*THE DATA:*
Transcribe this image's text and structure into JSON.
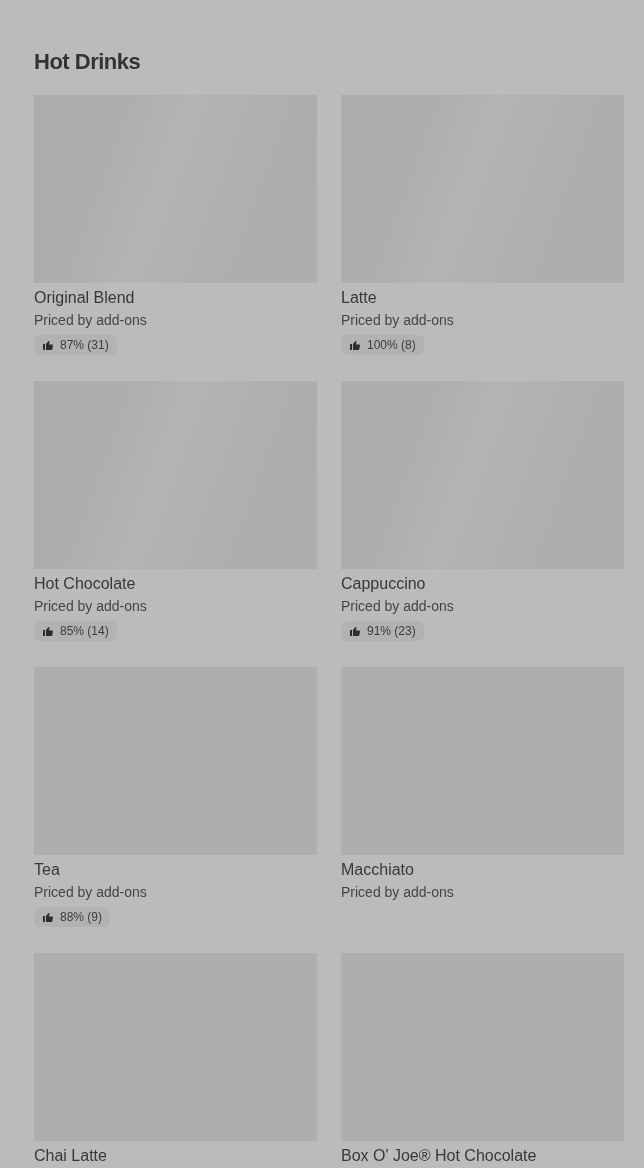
{
  "section": {
    "title": "Hot Drinks",
    "items": [
      {
        "name": "Original Blend",
        "price": "Priced by add-ons",
        "rating": "87% (31)"
      },
      {
        "name": "Latte",
        "price": "Priced by add-ons",
        "rating": "100% (8)"
      },
      {
        "name": "Hot Chocolate",
        "price": "Priced by add-ons",
        "rating": "85% (14)"
      },
      {
        "name": "Cappuccino",
        "price": "Priced by add-ons",
        "rating": "91% (23)"
      },
      {
        "name": "Tea",
        "price": "Priced by add-ons",
        "rating": "88% (9)"
      },
      {
        "name": "Macchiato",
        "price": "Priced by add-ons"
      },
      {
        "name": "Chai Latte"
      },
      {
        "name": "Box O' Joe® Hot Chocolate"
      }
    ]
  }
}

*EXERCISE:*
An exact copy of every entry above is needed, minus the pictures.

*SOLVED PROBLEM:*
Transcribe this image's text and structure into JSON.
{
  "section": {
    "title": "Hot Drinks",
    "items": [
      {
        "name": "Original Blend",
        "price": "Priced by add-ons",
        "rating": "87% (31)"
      },
      {
        "name": "Latte",
        "price": "Priced by add-ons",
        "rating": "100% (8)"
      },
      {
        "name": "Hot Chocolate",
        "price": "Priced by add-ons",
        "rating": "85% (14)"
      },
      {
        "name": "Cappuccino",
        "price": "Priced by add-ons",
        "rating": "91% (23)"
      },
      {
        "name": "Tea",
        "price": "Priced by add-ons",
        "rating": "88% (9)"
      },
      {
        "name": "Macchiato",
        "price": "Priced by add-ons"
      },
      {
        "name": "Chai Latte"
      },
      {
        "name": "Box O' Joe® Hot Chocolate"
      }
    ]
  }
}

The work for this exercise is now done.